** Opening The data block **

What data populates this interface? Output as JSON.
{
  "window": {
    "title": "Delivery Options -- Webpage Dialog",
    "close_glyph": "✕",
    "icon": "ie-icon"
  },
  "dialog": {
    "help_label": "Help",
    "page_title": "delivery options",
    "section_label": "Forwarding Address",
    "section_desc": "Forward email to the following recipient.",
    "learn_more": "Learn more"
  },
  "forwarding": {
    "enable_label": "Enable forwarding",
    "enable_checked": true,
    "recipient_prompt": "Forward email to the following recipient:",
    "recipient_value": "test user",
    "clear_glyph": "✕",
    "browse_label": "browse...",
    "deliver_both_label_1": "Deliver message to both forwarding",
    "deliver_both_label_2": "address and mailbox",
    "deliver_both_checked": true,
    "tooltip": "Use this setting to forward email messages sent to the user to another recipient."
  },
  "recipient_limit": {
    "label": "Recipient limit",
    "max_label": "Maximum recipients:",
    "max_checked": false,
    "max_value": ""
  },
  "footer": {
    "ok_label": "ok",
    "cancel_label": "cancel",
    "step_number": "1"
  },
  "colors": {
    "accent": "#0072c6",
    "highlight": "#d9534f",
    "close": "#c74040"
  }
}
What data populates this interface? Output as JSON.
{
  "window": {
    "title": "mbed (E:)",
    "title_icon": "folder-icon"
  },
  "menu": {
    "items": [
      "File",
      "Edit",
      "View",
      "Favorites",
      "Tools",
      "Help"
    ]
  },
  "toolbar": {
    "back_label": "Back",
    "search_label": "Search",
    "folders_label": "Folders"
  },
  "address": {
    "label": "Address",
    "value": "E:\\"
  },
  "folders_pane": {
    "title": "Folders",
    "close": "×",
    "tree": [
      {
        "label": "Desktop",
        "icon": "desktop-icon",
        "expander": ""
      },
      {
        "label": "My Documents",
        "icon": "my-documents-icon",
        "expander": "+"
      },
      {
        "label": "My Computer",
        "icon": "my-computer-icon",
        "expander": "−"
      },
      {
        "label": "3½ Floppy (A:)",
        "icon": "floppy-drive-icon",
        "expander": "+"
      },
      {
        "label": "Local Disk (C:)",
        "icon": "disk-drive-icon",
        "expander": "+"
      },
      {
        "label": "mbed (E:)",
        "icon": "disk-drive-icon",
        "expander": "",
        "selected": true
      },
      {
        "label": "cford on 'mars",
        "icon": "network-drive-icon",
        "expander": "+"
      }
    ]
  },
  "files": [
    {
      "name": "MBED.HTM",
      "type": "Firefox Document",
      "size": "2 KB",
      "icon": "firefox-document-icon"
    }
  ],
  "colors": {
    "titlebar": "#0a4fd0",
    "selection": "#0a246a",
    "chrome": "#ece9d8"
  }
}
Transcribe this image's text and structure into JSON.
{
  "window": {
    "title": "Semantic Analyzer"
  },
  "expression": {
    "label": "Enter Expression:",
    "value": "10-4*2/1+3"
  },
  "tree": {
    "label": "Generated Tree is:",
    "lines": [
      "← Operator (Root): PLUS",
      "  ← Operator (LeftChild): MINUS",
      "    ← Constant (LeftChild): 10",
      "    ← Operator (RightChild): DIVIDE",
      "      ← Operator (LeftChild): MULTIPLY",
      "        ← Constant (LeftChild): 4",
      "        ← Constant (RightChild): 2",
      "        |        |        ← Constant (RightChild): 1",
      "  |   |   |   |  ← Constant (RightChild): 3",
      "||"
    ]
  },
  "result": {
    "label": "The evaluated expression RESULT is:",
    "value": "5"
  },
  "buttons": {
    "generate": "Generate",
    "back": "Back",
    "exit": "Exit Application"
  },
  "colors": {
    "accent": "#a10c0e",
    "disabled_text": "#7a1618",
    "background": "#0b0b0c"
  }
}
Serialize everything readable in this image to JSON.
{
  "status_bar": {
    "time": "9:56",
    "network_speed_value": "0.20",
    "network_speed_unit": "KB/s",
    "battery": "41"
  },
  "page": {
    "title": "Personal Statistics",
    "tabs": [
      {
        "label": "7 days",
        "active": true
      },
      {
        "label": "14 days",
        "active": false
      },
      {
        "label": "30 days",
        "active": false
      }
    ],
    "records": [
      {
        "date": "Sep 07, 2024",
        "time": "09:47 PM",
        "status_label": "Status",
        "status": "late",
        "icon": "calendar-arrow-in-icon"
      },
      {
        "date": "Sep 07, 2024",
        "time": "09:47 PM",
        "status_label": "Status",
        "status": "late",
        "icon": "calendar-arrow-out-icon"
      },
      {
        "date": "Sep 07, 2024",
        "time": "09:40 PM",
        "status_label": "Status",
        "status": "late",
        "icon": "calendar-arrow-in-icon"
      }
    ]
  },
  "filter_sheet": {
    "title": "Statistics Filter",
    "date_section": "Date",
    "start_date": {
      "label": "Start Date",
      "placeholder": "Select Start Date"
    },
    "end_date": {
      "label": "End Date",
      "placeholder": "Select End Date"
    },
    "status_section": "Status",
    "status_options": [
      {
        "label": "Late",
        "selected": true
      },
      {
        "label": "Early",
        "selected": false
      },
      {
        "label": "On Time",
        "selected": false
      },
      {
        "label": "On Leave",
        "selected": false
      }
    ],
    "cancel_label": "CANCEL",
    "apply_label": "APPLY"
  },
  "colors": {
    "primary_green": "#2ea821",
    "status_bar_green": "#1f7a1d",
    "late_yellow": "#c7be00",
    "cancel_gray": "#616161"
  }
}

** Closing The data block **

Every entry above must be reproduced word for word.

Output of the task:
What data populates this interface? Output as JSON.
{
  "window": {
    "title": "Delivery Options -- Webpage Dialog",
    "close_glyph": "✕",
    "icon": "ie-icon"
  },
  "dialog": {
    "help_label": "Help",
    "page_title": "delivery options",
    "section_label": "Forwarding Address",
    "section_desc": "Forward email to the following recipient.",
    "learn_more": "Learn more"
  },
  "forwarding": {
    "enable_label": "Enable forwarding",
    "enable_checked": true,
    "recipient_prompt": "Forward email to the following recipient:",
    "recipient_value": "test user",
    "clear_glyph": "✕",
    "browse_label": "browse...",
    "deliver_both_label_1": "Deliver message to both forwarding",
    "deliver_both_label_2": "address and mailbox",
    "deliver_both_checked": true,
    "tooltip": "Use this setting to forward email messages sent to the user to another recipient."
  },
  "recipient_limit": {
    "label": "Recipient limit",
    "max_label": "Maximum recipients:",
    "max_checked": false,
    "max_value": ""
  },
  "footer": {
    "ok_label": "ok",
    "cancel_label": "cancel",
    "step_number": "1"
  },
  "colors": {
    "accent": "#0072c6",
    "highlight": "#d9534f",
    "close": "#c74040"
  }
}
What data populates this interface? Output as JSON.
{
  "window": {
    "title": "mbed (E:)",
    "title_icon": "folder-icon"
  },
  "menu": {
    "items": [
      "File",
      "Edit",
      "View",
      "Favorites",
      "Tools",
      "Help"
    ]
  },
  "toolbar": {
    "back_label": "Back",
    "search_label": "Search",
    "folders_label": "Folders"
  },
  "address": {
    "label": "Address",
    "value": "E:\\"
  },
  "folders_pane": {
    "title": "Folders",
    "close": "×",
    "tree": [
      {
        "label": "Desktop",
        "icon": "desktop-icon",
        "expander": ""
      },
      {
        "label": "My Documents",
        "icon": "my-documents-icon",
        "expander": "+"
      },
      {
        "label": "My Computer",
        "icon": "my-computer-icon",
        "expander": "−"
      },
      {
        "label": "3½ Floppy (A:)",
        "icon": "floppy-drive-icon",
        "expander": "+"
      },
      {
        "label": "Local Disk (C:)",
        "icon": "disk-drive-icon",
        "expander": "+"
      },
      {
        "label": "mbed (E:)",
        "icon": "disk-drive-icon",
        "expander": "",
        "selected": true
      },
      {
        "label": "cford on 'mars",
        "icon": "network-drive-icon",
        "expander": "+"
      }
    ]
  },
  "files": [
    {
      "name": "MBED.HTM",
      "type": "Firefox Document",
      "size": "2 KB",
      "icon": "firefox-document-icon"
    }
  ],
  "colors": {
    "titlebar": "#0a4fd0",
    "selection": "#0a246a",
    "chrome": "#ece9d8"
  }
}
Transcribe this image's text and structure into JSON.
{
  "window": {
    "title": "Semantic Analyzer"
  },
  "expression": {
    "label": "Enter Expression:",
    "value": "10-4*2/1+3"
  },
  "tree": {
    "label": "Generated Tree is:",
    "lines": [
      "← Operator (Root): PLUS",
      "  ← Operator (LeftChild): MINUS",
      "    ← Constant (LeftChild): 10",
      "    ← Operator (RightChild): DIVIDE",
      "      ← Operator (LeftChild): MULTIPLY",
      "        ← Constant (LeftChild): 4",
      "        ← Constant (RightChild): 2",
      "        |        |        ← Constant (RightChild): 1",
      "  |   |   |   |  ← Constant (RightChild): 3",
      "||"
    ]
  },
  "result": {
    "label": "The evaluated expression RESULT is:",
    "value": "5"
  },
  "buttons": {
    "generate": "Generate",
    "back": "Back",
    "exit": "Exit Application"
  },
  "colors": {
    "accent": "#a10c0e",
    "disabled_text": "#7a1618",
    "background": "#0b0b0c"
  }
}
Serialize everything readable in this image to JSON.
{
  "status_bar": {
    "time": "9:56",
    "network_speed_value": "0.20",
    "network_speed_unit": "KB/s",
    "battery": "41"
  },
  "page": {
    "title": "Personal Statistics",
    "tabs": [
      {
        "label": "7 days",
        "active": true
      },
      {
        "label": "14 days",
        "active": false
      },
      {
        "label": "30 days",
        "active": false
      }
    ],
    "records": [
      {
        "date": "Sep 07, 2024",
        "time": "09:47 PM",
        "status_label": "Status",
        "status": "late",
        "icon": "calendar-arrow-in-icon"
      },
      {
        "date": "Sep 07, 2024",
        "time": "09:47 PM",
        "status_label": "Status",
        "status": "late",
        "icon": "calendar-arrow-out-icon"
      },
      {
        "date": "Sep 07, 2024",
        "time": "09:40 PM",
        "status_label": "Status",
        "status": "late",
        "icon": "calendar-arrow-in-icon"
      }
    ]
  },
  "filter_sheet": {
    "title": "Statistics Filter",
    "date_section": "Date",
    "start_date": {
      "label": "Start Date",
      "placeholder": "Select Start Date"
    },
    "end_date": {
      "label": "End Date",
      "placeholder": "Select End Date"
    },
    "status_section": "Status",
    "status_options": [
      {
        "label": "Late",
        "selected": true
      },
      {
        "label": "Early",
        "selected": false
      },
      {
        "label": "On Time",
        "selected": false
      },
      {
        "label": "On Leave",
        "selected": false
      }
    ],
    "cancel_label": "CANCEL",
    "apply_label": "APPLY"
  },
  "colors": {
    "primary_green": "#2ea821",
    "status_bar_green": "#1f7a1d",
    "late_yellow": "#c7be00",
    "cancel_gray": "#616161"
  }
}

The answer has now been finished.